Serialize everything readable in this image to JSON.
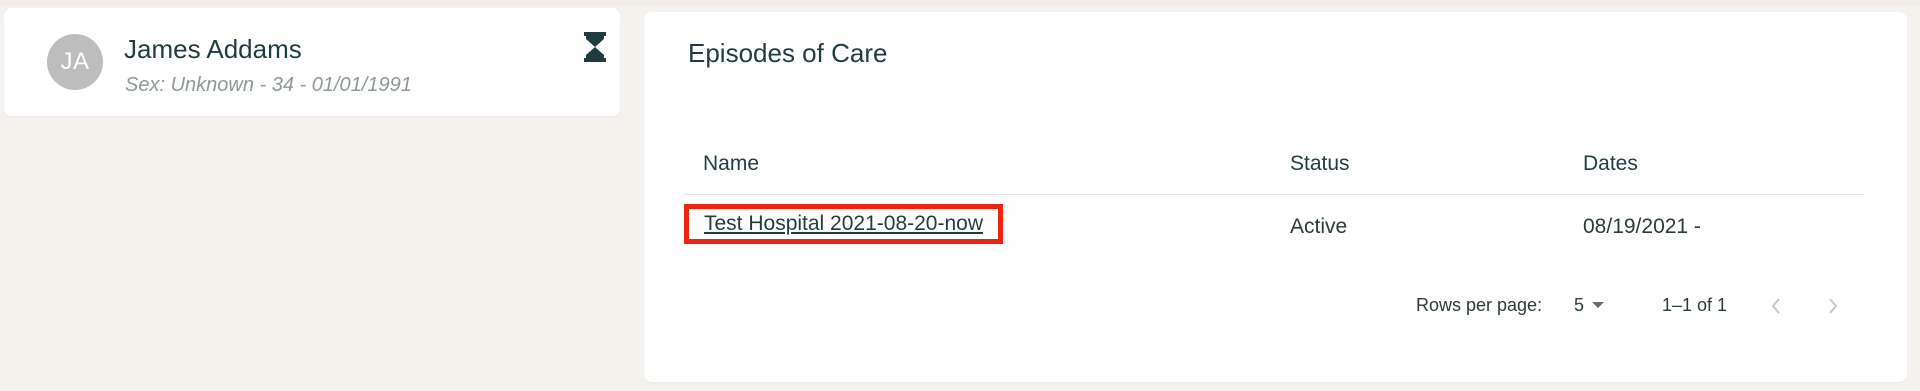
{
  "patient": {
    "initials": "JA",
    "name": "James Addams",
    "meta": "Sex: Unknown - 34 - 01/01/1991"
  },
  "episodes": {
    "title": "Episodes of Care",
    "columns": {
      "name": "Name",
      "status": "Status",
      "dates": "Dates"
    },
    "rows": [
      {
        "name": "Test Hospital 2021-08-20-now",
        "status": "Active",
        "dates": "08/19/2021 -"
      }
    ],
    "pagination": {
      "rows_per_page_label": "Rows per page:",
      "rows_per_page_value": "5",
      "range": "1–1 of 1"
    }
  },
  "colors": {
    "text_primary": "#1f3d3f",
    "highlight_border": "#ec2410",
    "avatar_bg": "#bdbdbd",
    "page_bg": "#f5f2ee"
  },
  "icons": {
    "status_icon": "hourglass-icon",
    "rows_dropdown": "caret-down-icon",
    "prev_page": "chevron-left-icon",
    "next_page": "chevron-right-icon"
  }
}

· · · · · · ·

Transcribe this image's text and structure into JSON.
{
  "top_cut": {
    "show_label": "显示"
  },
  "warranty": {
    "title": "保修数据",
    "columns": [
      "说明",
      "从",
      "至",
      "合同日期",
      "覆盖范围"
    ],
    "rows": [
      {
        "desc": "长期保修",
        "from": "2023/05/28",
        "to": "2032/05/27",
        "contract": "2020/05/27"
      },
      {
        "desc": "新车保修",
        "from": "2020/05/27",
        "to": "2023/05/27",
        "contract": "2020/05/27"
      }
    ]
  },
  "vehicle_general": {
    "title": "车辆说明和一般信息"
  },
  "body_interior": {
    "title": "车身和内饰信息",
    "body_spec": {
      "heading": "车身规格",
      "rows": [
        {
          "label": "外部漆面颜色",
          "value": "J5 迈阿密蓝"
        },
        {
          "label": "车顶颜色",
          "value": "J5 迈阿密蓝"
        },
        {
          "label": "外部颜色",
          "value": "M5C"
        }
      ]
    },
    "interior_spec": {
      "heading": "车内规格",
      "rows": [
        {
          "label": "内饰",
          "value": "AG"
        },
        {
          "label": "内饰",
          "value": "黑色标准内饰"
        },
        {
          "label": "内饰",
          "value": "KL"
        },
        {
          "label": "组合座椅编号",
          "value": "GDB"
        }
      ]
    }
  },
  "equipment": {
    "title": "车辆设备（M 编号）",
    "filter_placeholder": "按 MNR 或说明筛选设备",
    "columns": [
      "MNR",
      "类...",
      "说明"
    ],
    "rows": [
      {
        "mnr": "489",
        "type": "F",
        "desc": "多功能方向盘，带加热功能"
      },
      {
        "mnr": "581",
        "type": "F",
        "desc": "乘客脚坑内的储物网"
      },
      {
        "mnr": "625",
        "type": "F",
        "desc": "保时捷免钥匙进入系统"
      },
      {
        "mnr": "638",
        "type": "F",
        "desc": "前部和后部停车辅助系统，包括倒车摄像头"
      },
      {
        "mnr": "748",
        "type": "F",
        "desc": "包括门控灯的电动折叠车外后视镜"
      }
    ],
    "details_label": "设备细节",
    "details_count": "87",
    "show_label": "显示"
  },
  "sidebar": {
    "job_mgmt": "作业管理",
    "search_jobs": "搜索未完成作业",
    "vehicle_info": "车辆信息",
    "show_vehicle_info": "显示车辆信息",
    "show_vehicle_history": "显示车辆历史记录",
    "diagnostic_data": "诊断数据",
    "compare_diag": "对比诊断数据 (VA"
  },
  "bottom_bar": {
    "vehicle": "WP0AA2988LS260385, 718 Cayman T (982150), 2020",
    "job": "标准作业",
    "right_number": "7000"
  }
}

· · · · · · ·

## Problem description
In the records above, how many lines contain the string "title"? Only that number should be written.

## Final answer
5